Between 1700 and 1900, Benson says, “‘that of God in every man’ [had] virtually disappeared from the Quaker vocabulary.” But after Jones and also A. Neave Brayshaw introduced this Neo-Platonist interpretation, a “torrent of promotional literature and other publications” flowed from the pens of the publicists and staff writers of the American Friends Service Committee spreading the doctrine throughout the Society of Friends. He goes on: “The elevation of “that of God in every man” to the status of root principle (emphasis his) has affected Quaker life in several areas, namely: the peace testimony, social testimonies, the meaning of membership, and missions.”
Lewis Benson was not happy about this. He writes:
We know that it is the policy of some Monthly Meetings to make belief in “that of God in every man,” which has been called “the Quaker’s creed,” a primary and essential condition of membership, whereas faith in Christ is regarded as a secondary and non-essential factor in examining prospective members. I maintain that this meaning and use of “that of God in every man” has no connection with its meaning and use in the writings of Fox. There is no such Christ-transcending principle in the thought of Fox.
Benson ends his essay thus:

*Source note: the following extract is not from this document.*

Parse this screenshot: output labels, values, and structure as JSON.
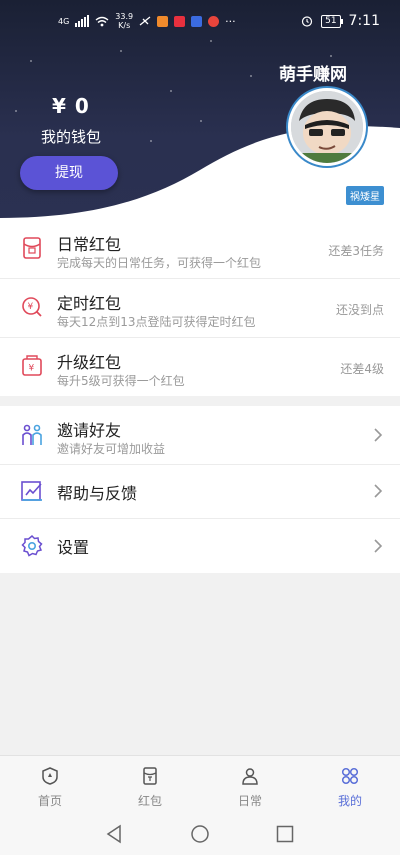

There can be no full understanding of Fox and his message apart from a knowledge of what he meant by “that of God in every man.” However, when we jump to the conclusion that “that of God” is the central truth of the Quaker message, then we cut ourselves off from that which Fox made central; namely, the message about Jesus Christ and how he saves men. If we make “that of God in man” the basis of our peace testimony and other testimonies then they become an inference from a theory about the nature of man rather than a response to a divine command, and our witness loses its prophetic impact. While we are under the spell of the “that of God” theory we cannot make the witness for the distinctive interpretation of Christianity which is the special task for which we were called to be a people, and the inner life of our Society becomes confused and at war with itself. The irony of our present situation is that any plea to seek the unity that is received from Christ is bound to be regarded in some quarters as a breach of the truce between divergent opinions that we have come to regard as the highest measure of unity of which we are capable. This false peace must be broken before we can enjoy the unity in Christ which God intends for us.

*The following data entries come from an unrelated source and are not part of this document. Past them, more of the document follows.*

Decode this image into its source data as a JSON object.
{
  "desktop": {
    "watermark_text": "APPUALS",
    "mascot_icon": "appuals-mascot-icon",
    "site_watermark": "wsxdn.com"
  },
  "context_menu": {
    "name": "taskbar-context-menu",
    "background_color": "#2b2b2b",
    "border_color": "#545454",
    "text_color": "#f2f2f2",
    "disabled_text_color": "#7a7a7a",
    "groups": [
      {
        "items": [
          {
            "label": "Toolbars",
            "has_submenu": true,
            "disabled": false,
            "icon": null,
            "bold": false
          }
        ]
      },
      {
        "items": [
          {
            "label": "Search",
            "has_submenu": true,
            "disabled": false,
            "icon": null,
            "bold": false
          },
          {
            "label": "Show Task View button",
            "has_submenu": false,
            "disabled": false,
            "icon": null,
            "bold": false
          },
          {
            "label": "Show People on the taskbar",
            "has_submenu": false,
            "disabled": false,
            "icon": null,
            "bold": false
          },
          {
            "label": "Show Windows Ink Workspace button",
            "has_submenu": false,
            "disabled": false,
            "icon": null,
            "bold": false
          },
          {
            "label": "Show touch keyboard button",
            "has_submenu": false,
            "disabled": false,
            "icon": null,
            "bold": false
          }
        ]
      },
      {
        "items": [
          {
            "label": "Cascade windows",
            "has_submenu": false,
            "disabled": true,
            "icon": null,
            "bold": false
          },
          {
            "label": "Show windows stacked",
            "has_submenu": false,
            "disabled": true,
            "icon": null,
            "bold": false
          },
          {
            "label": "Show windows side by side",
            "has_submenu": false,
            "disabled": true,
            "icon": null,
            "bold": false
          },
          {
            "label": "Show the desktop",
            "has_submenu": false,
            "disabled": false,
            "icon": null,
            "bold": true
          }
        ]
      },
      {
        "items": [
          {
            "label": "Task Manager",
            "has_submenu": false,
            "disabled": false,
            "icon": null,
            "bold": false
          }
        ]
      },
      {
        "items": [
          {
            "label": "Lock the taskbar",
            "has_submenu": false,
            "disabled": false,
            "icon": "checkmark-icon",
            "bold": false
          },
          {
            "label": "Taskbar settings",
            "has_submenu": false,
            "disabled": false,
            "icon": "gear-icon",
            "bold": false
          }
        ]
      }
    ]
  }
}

Benson wrote this in 1970 (which perhaps helps us forgive his sexist language, which was nearly universal at the time). Since then the triumph of the “new interpretation” of the phrase over (liberal) Quaker life has only become more entrenched and the drift away from the Christ-centered message and mission of Friends that it enables and Benson describes has become more pronounced and less likely to be noticed, let alone questioned.
My own ministry concerning the phrase has focused on raising the questions: What do we mean when we use it? (What do you mean when you use it?) Is this meaning faithful to Friends’ traditions? If it isn’t, what then? More importantly, is it the Truth? When did we decide that it was the Truth, and how? Did we decide at all? If not, how shall we decide whether our ‘new’ meaning (it’s already a hundred years old) is the Truth, and when will we do it? Should we distill 350 years of rich tradition down to just this one phrase at all, whatever we mean by it? How shall we treat it going forward, when, for instance, we next revise our books of discipline or the text on our websites?

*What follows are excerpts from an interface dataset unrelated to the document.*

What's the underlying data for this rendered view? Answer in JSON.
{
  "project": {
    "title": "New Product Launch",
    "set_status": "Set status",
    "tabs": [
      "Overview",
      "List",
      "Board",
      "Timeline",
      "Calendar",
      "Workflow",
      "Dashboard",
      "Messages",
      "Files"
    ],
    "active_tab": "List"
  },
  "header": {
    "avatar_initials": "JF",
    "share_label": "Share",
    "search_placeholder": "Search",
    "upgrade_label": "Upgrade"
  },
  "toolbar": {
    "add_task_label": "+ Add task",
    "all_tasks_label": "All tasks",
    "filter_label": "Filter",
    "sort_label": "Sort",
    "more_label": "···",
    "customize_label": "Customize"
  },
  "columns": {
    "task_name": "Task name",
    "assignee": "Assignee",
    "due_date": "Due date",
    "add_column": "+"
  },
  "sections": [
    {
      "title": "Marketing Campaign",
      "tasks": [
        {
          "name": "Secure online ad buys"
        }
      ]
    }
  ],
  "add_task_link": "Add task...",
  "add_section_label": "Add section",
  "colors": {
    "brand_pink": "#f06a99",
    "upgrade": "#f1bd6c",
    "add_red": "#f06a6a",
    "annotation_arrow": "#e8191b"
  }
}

Some of these questions are rhetorical, of course. We never have ‘decided’ to abandon Fox’s meaning or early Friends’ mission, not in good gospel order, anyway, by which I mean with worship and prayer and spirit-led corporate discernment. We just drifted, unconscious of our path, ignorant of our past. And of course I feel that we should recover the full breadth of our tradition; we have so much more to say than that we believe that there is that of God in every person—assuming that ‘we’ do believe that.
So—what do we say? Well, more in later posts. . .